Author: Maria Luisa Lang
Publisher: Self published
Date published: November 29 2016

Goodreads Summary: The Eye of Nefertiti is both a stand-alone novel and a sequel to The Pharaoh’s Cat. The time-traveling ancient Egyptian feline with human powers returns together with his beloved Pharaoh and his close friends, the High Priest of Amun-Ra and Elena, an Egyptologist’s daughter. 

The cat is quick-witted, wise-cracking narrator as well as free-spirited, ever-curious protagonist, and the story he tells is an exotic, imaginative, spell-binding tragicomedy. The cat travels from present-day New York City to England, both ancient and modern, then to ancient Egypt, where he confronts a horrible demon and experiences a sublime emotion. Once back in England, he descends into a psychological abyss so deep only the Pharaoh can save him.

The Eye of Nefertiti interweaves feline and human, past and present, natural and supernatural. It contains numerous surprises, twists and turns, intriguing characters, both human and animal, fascinating revelations about ancient Egyptian history and culture, and an ingenious application of the Tarot and an Italian opera.


My Thoughts:
Having not read the first book of the series I was a bit worried that I would be unable to follow the events, or be confused about characters, thankfully that was not the case. Lang did a fantastic job summarizing when needed and making this book be both a sequel and a stand alone. Hats off. 

I have to admit at first I wasn't keen on the time travel mixed with a talking, walking cat. However, to my surprise it worked, although I still have some questions on how an animal without opposable thumbs could accomplish some of the feats which Wrappa-Hamen does. 

The historical parts of the story were very detailed and I could tell Lang had put much research and time into their depictions. Early British history - specifically that concerning the Romans, Picts and Stonehenge - is one of my favorite topics, so I much appreciated those scenes. Once the story really started I found myself quite addicted and worried about the characters. I loved how the magic became part of the story allowing the reader to think that anything was possible. It generally bothers me when time travel is part of a story but magic is not, so I was glad that both were a part of this one. I loved the magic boat, as well as the Egyptian god and general amnesia of Nefertiti. 

However, there was one thing I definitely did not like - the high priest's general manner towards Elena. He was rude. Honestly I felt it could become slightly abusive or controlling. I wasn't sure there was very much love in that relationship due to his harsh treatment and brash manner toward her. I understood that he was from a different time, but I honestly wondered why Elena kept him around. 

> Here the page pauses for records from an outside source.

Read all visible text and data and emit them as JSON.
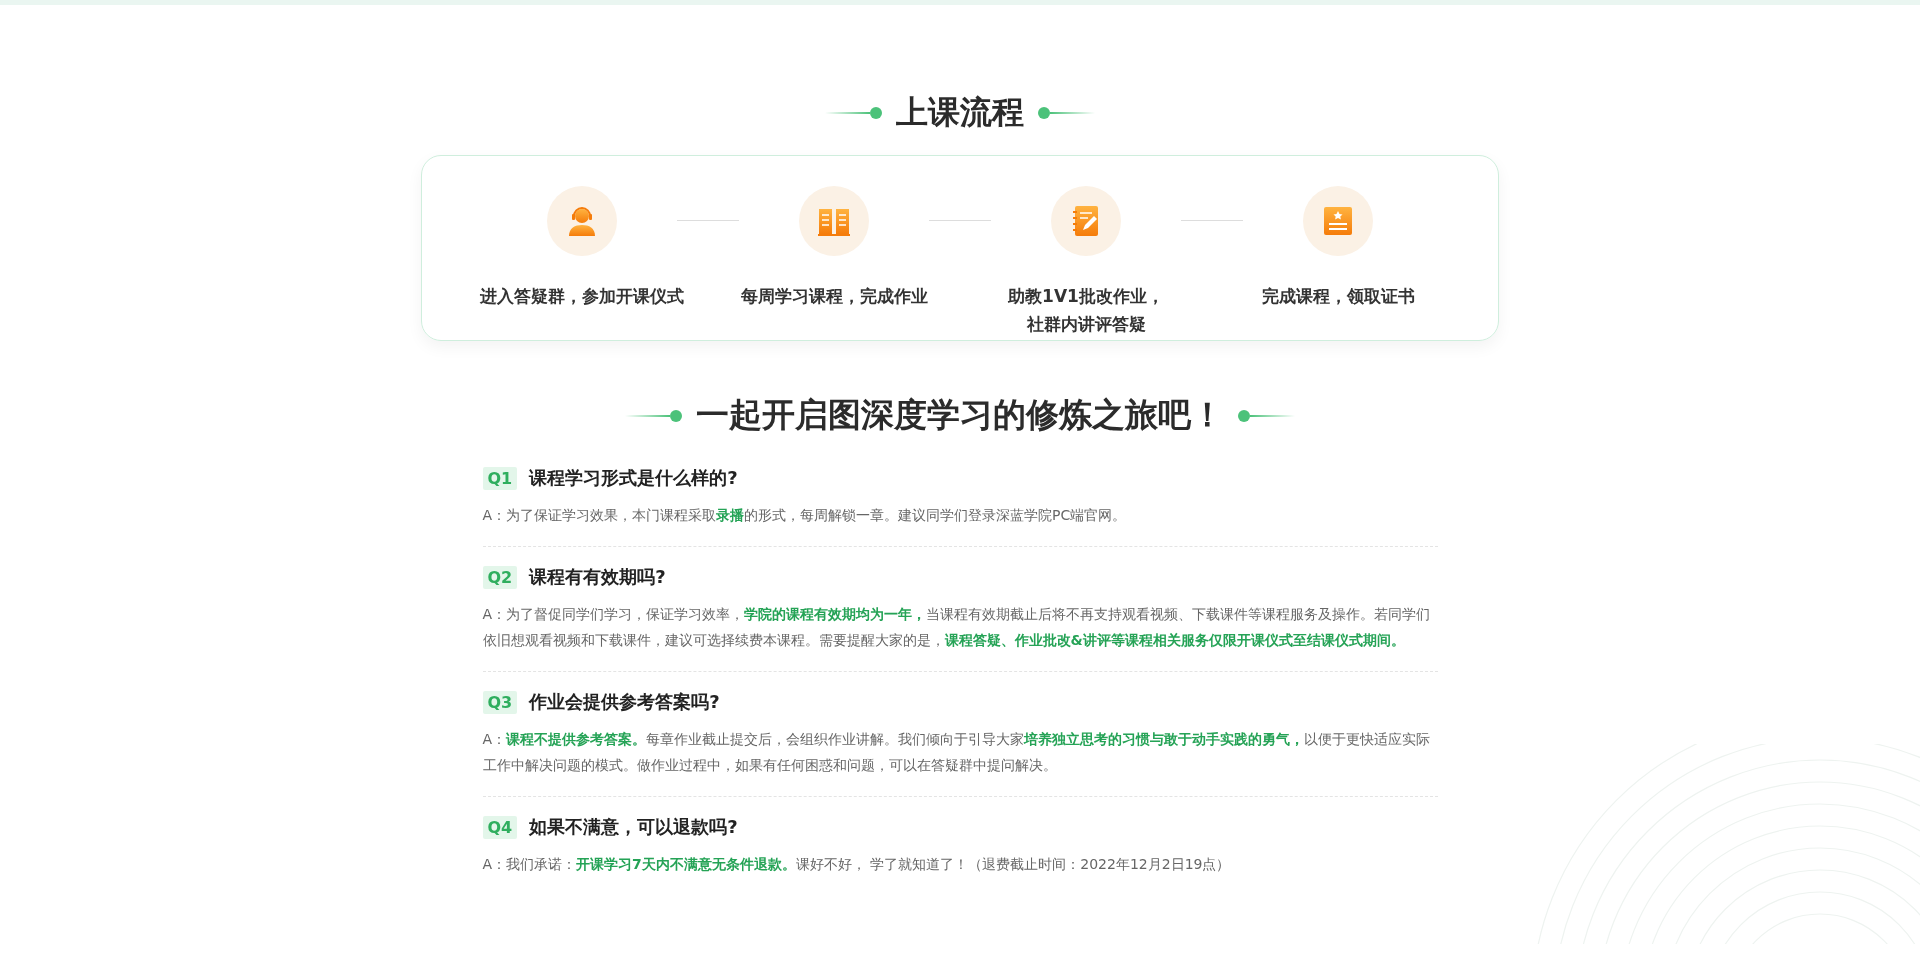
{
  "process": {
    "title": "上课流程",
    "steps": [
      {
        "kind": "headset",
        "lines": [
          "进入答疑群，参加开课仪式"
        ]
      },
      {
        "kind": "book",
        "lines": [
          "每周学习课程，完成作业"
        ]
      },
      {
        "kind": "notebook",
        "lines": [
          "助教1V1批改作业，",
          "社群内讲评答疑"
        ]
      },
      {
        "kind": "certificate",
        "lines": [
          "完成课程，领取证书"
        ]
      }
    ]
  },
  "faq": {
    "title": "一起开启图深度学习的修炼之旅吧！",
    "items": [
      {
        "tag": "Q1",
        "question": "课程学习形式是什么样的?",
        "answer": "A：为了保证学习效果，本门课程采取**录播**的形式，每周解锁一章。建议同学们登录深蓝学院PC端官网。"
      },
      {
        "tag": "Q2",
        "question": "课程有有效期吗?",
        "answer": "A：为了督促同学们学习，保证学习效率，**学院的课程有效期均为一年，**当课程有效期截止后将不再支持观看视频、下载课件等课程服务及操作。若同学们依旧想观看视频和下载课件，建议可选择续费本课程。需要提醒大家的是，**课程答疑、作业批改&讲评等课程相关服务仅限开课仪式至结课仪式期间。**"
      },
      {
        "tag": "Q3",
        "question": "作业会提供参考答案吗?",
        "answer": "A：**课程不提供参考答案。**每章作业截止提交后，会组织作业讲解。我们倾向于引导大家**培养独立思考的习惯与敢于动手实践的勇气，**以便于更快适应实际工作中解决问题的模式。做作业过程中，如果有任何困惑和问题，可以在答疑群中提问解决。"
      },
      {
        "tag": "Q4",
        "question": "如果不满意，可以退款吗?",
        "answer": "A：我们承诺：**开课学习7天内不满意无条件退款。**课好不好， 学了就知道了！（退费截止时间：2022年12月2日19点）"
      }
    ]
  }
}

Overall, I enjoyed the book, and would suggest it to lovers of Egyptian history and mythology. 

Rating: